- Improved robustness against unusual build environments.
Many bugs have been fixed where generated configure scripts would fail catastrophically under unusual conditions, such as stdout being closed, or $TMPDIR not being an absolute path, or the root directory being mentioned in $PATH.
- AC_CHECK_FUNCS_ONCE and AC_CHECK_HEADERS_ONCE now support multiple programming languages. They no longer perform all checks in the language active upon the first use of the macro.
- AC_CHECK_DECL and AC_CHECK_DECLS will now detect missing declarations for library functions that are also Clang compiler builtins.
- AC_PATH_X and AC_PATH_XTRA donâ€™t search for X11 when cross-compiling.
Libraries and headers found by running xmkmf or searching /usr/X11, /usr/X11R7, etc. are likely to belong to a native X11 installation for the build machine and to be inappropriate for cross compilation.
To cross-compile programs that require X11, we recommend putting the headers and libraries for the host system in your cross-compilerâ€™s default search paths. Alternatively, use configureâ€™s --x-includes and --x-libraries command line options to tell it where they are.
- AS_IFâ€™s if-false argument may be empty after macro expansion.
This long-standing limitation broke configure scripts that used macros in this position that emitted shell code in 2.69 but no longer do, so we have lifted it.
- AC_HEADER_MAJOR detects the location of the major, minor, and makedev macros correctly under glibc 2.25 and later.
- AC_FC_LINE_LENGTH now documents the maximum portable length of â€œunlimitedâ€ Fortran source code lines to be 250 columns, not 254.
- AC_INIT and AS_INIT no longer embed (part of) the path to the source directory in generated files.
We believe this was the only case where generated file contents could change depending on the environment outside the source tree itself. If you find any other cases please report them as bugs.
- config.log properly escapes arguments in the header comment.
- config.status --config output is now quoted in a more readable fashion.

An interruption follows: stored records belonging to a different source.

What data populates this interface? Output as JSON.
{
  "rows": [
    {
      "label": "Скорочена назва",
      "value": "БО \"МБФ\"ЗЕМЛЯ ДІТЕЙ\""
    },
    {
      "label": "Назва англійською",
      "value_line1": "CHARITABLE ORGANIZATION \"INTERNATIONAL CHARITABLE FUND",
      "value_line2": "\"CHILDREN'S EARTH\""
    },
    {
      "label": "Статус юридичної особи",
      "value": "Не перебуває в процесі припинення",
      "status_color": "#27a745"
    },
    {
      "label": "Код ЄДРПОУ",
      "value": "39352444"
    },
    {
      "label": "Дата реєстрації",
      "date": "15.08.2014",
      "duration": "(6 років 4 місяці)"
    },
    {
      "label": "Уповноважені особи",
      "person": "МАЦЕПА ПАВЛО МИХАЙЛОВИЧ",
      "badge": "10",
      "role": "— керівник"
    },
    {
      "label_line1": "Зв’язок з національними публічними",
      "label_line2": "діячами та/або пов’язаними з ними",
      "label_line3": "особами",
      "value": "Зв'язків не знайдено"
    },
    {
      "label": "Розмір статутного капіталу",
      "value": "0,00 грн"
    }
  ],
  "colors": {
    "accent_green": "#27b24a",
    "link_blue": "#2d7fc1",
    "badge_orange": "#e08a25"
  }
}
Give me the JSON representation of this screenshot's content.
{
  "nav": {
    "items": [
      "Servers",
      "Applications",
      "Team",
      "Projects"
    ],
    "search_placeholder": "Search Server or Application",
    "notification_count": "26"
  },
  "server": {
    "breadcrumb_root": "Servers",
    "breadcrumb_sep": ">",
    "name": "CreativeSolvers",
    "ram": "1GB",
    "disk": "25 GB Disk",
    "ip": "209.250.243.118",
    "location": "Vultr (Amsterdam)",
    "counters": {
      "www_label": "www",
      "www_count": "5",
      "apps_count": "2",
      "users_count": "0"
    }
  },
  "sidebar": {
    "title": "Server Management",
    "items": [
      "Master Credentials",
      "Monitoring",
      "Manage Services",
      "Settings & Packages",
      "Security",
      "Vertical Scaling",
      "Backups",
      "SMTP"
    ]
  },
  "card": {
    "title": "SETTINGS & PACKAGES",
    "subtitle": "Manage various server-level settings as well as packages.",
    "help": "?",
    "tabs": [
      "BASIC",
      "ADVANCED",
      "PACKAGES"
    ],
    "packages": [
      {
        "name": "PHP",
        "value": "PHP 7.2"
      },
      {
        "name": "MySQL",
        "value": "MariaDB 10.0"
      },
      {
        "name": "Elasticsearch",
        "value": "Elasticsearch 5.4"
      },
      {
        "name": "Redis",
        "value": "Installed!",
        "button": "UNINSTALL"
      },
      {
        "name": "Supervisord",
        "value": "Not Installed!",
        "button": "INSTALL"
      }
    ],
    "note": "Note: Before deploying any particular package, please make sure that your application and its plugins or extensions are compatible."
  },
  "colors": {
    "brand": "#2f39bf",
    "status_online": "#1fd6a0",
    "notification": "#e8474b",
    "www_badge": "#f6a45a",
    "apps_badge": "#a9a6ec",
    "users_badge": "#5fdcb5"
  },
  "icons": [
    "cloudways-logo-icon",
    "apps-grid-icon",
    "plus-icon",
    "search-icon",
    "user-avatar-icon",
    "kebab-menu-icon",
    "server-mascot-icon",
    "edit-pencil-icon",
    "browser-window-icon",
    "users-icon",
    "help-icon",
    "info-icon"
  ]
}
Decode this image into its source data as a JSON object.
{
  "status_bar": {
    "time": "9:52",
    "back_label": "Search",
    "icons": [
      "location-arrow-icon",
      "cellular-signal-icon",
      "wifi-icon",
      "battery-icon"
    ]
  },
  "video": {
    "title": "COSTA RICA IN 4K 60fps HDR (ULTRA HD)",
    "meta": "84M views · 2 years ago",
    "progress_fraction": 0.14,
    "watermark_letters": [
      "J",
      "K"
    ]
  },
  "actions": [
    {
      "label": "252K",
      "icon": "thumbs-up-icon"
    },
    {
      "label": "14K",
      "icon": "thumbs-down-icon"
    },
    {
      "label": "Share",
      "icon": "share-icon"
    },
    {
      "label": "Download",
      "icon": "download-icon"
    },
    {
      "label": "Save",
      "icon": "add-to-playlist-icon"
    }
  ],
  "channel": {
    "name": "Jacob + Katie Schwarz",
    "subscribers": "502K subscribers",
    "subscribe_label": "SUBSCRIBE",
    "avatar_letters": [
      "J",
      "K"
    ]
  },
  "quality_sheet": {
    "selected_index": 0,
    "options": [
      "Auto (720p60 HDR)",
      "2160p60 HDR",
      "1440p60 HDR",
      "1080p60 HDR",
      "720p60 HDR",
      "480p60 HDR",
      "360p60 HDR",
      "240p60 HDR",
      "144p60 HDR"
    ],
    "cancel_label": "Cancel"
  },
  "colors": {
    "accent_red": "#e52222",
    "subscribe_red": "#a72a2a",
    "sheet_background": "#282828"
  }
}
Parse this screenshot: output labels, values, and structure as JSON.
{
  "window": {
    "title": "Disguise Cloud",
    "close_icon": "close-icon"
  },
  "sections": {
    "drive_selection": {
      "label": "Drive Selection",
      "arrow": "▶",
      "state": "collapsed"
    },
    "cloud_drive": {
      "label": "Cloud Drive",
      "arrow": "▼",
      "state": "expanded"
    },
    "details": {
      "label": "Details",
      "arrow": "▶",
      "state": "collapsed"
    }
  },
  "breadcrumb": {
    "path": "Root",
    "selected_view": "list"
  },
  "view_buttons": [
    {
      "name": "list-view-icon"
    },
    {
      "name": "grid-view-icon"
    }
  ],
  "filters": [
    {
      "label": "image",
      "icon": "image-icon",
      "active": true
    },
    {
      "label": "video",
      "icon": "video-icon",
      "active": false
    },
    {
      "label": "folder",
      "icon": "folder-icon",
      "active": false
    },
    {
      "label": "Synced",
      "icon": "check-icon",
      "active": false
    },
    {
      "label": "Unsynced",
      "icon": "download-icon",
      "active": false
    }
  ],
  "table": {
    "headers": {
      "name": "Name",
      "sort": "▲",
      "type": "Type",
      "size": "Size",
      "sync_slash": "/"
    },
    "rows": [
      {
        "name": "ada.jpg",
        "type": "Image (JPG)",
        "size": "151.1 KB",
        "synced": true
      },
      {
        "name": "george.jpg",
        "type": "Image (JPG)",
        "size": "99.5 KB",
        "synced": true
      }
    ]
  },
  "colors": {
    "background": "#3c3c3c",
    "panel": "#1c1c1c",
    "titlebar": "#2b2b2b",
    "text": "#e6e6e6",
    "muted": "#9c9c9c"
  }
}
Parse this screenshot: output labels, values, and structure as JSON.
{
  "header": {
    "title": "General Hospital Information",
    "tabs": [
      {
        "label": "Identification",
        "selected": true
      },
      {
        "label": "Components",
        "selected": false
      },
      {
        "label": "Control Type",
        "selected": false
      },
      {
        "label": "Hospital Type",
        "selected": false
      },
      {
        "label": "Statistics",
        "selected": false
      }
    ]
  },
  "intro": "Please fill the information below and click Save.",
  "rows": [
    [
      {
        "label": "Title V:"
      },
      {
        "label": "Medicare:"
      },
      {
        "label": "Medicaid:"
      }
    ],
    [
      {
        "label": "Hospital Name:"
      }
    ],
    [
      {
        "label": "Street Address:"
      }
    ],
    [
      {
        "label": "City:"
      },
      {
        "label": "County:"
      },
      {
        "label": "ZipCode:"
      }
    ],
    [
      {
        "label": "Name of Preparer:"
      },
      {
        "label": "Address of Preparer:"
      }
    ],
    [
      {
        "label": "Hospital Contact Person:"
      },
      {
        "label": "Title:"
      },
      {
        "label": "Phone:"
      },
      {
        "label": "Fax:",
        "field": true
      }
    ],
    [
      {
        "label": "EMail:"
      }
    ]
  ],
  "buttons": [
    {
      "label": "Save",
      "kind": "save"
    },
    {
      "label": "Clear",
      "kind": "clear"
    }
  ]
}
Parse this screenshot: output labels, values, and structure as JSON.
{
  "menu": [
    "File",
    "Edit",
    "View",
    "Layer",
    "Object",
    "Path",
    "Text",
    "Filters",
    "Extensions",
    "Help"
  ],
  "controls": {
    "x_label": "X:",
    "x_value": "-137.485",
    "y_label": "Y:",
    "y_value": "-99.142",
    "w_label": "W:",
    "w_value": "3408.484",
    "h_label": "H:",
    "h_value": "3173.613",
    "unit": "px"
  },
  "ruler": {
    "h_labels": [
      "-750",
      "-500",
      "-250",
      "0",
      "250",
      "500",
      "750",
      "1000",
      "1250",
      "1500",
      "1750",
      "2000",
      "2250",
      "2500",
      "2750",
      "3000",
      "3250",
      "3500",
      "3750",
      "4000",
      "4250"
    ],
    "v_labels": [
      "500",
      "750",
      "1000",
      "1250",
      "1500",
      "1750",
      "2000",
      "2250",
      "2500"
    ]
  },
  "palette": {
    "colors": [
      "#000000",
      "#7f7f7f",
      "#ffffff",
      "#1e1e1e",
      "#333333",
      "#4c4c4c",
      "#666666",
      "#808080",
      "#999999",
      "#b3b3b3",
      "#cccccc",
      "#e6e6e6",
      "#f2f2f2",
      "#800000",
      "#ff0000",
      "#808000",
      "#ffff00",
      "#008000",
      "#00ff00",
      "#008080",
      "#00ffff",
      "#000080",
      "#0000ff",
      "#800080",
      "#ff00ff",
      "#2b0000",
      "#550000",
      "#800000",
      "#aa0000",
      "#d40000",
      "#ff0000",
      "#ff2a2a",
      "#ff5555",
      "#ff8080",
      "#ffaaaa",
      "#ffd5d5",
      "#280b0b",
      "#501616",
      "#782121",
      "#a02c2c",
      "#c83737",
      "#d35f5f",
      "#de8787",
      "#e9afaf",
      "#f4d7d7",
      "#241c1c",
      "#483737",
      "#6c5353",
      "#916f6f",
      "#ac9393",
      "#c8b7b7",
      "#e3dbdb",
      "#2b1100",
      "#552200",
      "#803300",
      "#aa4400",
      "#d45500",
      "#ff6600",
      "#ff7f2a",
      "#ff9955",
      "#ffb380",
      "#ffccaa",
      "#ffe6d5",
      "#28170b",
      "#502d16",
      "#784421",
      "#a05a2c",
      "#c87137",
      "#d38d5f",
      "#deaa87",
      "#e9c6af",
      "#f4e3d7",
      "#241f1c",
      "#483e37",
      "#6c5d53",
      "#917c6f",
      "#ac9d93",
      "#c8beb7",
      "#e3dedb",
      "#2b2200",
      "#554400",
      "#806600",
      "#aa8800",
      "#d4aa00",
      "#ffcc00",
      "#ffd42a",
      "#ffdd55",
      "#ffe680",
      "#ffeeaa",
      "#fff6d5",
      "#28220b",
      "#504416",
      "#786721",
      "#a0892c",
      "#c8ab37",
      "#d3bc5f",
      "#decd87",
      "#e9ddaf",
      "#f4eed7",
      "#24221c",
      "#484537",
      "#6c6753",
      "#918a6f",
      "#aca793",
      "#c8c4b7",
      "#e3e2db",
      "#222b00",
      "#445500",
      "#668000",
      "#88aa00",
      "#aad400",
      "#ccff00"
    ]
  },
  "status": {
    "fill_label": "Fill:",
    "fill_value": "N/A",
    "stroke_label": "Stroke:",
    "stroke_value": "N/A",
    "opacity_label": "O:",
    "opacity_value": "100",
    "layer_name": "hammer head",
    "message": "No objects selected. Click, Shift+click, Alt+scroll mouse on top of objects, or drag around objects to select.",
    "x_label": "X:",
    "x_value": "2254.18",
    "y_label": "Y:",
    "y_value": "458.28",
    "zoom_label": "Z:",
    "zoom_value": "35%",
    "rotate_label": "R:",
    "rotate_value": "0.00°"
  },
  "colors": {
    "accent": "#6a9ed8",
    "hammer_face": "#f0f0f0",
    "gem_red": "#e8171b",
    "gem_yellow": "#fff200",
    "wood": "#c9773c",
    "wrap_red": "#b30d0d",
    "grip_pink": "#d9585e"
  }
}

- Autotest enhancements
- Autotest provides a new macro AT_DATA_UNQUOTED, similar to AT_DATA but processing variable substitutions, command substitutions and backslashes in the contents argument.
- AC_CONFIG_TESTDIR will automatically pass EXEEXT to a testsuite (via the atconfig file).
- AT_TESTED arguments can use variable or command substitutions, including in particular $EXEEXT
- New macros AT_PREPARE_TESTS, AT_PREPARE_EACH_TEST, and AT_TEST_HELPER_FN.
These provide an official way to define testsuite-specific initialization code and shell functions.